(MATERIAL FOR THIS TASK begins)

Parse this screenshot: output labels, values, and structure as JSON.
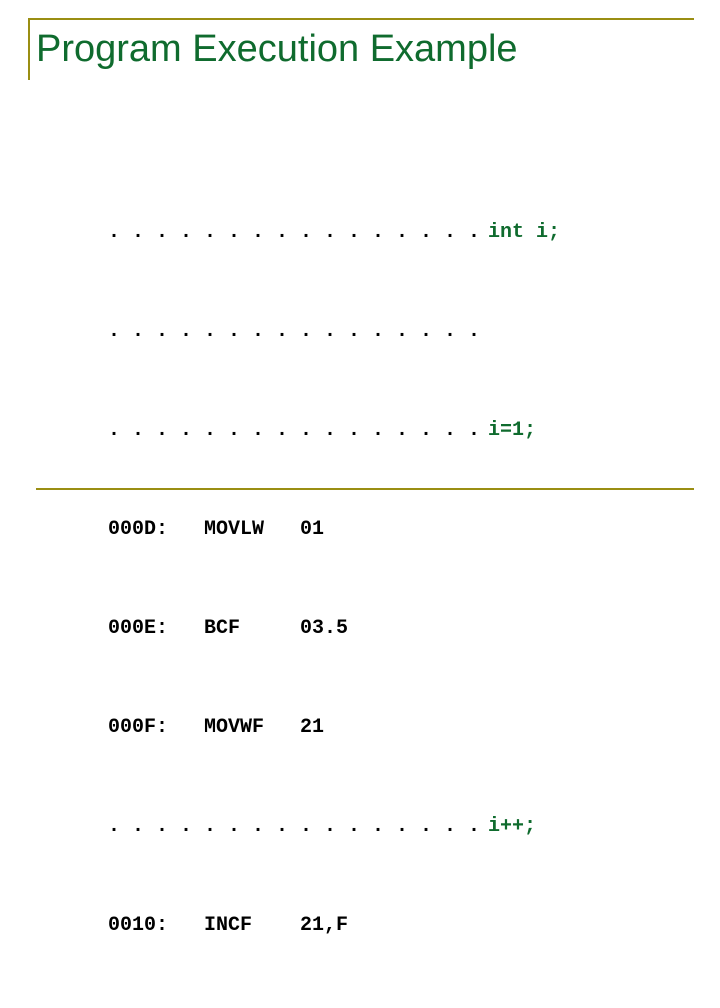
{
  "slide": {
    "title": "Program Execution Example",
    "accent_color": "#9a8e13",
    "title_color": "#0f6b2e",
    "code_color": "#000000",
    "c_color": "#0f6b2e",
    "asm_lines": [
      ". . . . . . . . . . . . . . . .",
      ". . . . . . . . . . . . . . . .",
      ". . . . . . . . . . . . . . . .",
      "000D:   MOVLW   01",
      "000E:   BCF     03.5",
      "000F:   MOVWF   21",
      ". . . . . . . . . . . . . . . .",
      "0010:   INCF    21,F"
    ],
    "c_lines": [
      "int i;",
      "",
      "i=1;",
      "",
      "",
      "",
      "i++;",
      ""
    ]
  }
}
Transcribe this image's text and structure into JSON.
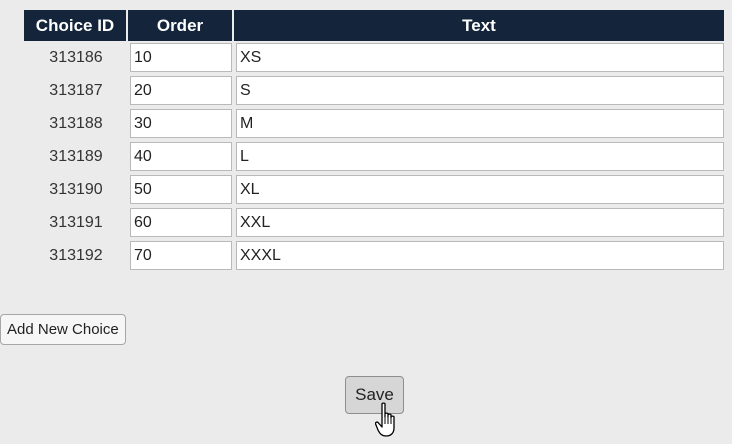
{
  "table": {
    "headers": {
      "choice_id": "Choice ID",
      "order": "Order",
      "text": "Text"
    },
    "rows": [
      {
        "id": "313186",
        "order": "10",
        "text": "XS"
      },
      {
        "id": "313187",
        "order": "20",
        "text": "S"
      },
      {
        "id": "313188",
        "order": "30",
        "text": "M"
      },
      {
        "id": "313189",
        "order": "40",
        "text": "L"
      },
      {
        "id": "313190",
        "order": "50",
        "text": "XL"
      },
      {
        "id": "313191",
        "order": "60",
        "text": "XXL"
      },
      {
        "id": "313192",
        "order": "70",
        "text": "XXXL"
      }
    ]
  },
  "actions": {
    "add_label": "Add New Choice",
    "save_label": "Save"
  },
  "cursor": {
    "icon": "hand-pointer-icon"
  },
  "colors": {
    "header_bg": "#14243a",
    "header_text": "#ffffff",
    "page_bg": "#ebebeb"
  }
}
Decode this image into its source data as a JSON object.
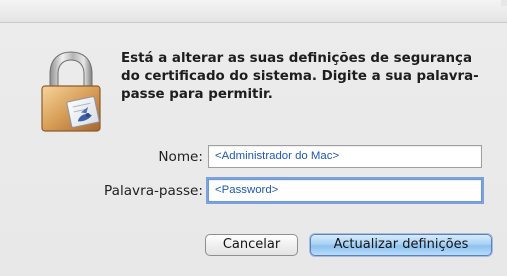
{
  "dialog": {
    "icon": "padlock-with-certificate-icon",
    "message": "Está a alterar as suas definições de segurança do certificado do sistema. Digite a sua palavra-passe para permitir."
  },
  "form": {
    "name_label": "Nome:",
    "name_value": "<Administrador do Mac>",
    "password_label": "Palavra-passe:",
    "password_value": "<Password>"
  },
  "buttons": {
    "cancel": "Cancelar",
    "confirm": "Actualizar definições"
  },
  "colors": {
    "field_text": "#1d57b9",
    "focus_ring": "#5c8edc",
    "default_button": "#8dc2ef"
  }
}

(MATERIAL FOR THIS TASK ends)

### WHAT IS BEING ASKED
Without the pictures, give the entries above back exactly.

### RESULT FOR THIS EXERCISE
Parse this screenshot: output labels, values, and structure as JSON.
{
  "slide": {
    "title": "Program Execution Example",
    "accent_color": "#9a8e13",
    "title_color": "#0f6b2e",
    "code_color": "#000000",
    "c_color": "#0f6b2e",
    "asm_lines": [
      ". . . . . . . . . . . . . . . .",
      ". . . . . . . . . . . . . . . .",
      ". . . . . . . . . . . . . . . .",
      "000D:   MOVLW   01",
      "000E:   BCF     03.5",
      "000F:   MOVWF   21",
      ". . . . . . . . . . . . . . . .",
      "0010:   INCF    21,F"
    ],
    "c_lines": [
      "int i;",
      "",
      "i=1;",
      "",
      "",
      "",
      "i++;",
      ""
    ]
  }
}
Transcribe this image's text and structure into JSON.
{
  "table": {
    "headers": {
      "choice_id": "Choice ID",
      "order": "Order",
      "text": "Text"
    },
    "rows": [
      {
        "id": "313186",
        "order": "10",
        "text": "XS"
      },
      {
        "id": "313187",
        "order": "20",
        "text": "S"
      },
      {
        "id": "313188",
        "order": "30",
        "text": "M"
      },
      {
        "id": "313189",
        "order": "40",
        "text": "L"
      },
      {
        "id": "313190",
        "order": "50",
        "text": "XL"
      },
      {
        "id": "313191",
        "order": "60",
        "text": "XXL"
      },
      {
        "id": "313192",
        "order": "70",
        "text": "XXXL"
      }
    ]
  },
  "actions": {
    "add_label": "Add New Choice",
    "save_label": "Save"
  },
  "cursor": {
    "icon": "hand-pointer-icon"
  },
  "colors": {
    "header_bg": "#14243a",
    "header_text": "#ffffff",
    "page_bg": "#ebebeb"
  }
}
Decode this image into its source data as a JSON object.
{
  "dialog": {
    "icon": "padlock-with-certificate-icon",
    "message": "Está a alterar as suas definições de segurança do certificado do sistema. Digite a sua palavra-passe para permitir."
  },
  "form": {
    "name_label": "Nome:",
    "name_value": "<Administrador do Mac>",
    "password_label": "Palavra-passe:",
    "password_value": "<Password>"
  },
  "buttons": {
    "cancel": "Cancelar",
    "confirm": "Actualizar definições"
  },
  "colors": {
    "field_text": "#1d57b9",
    "focus_ring": "#5c8edc",
    "default_button": "#8dc2ef"
  }
}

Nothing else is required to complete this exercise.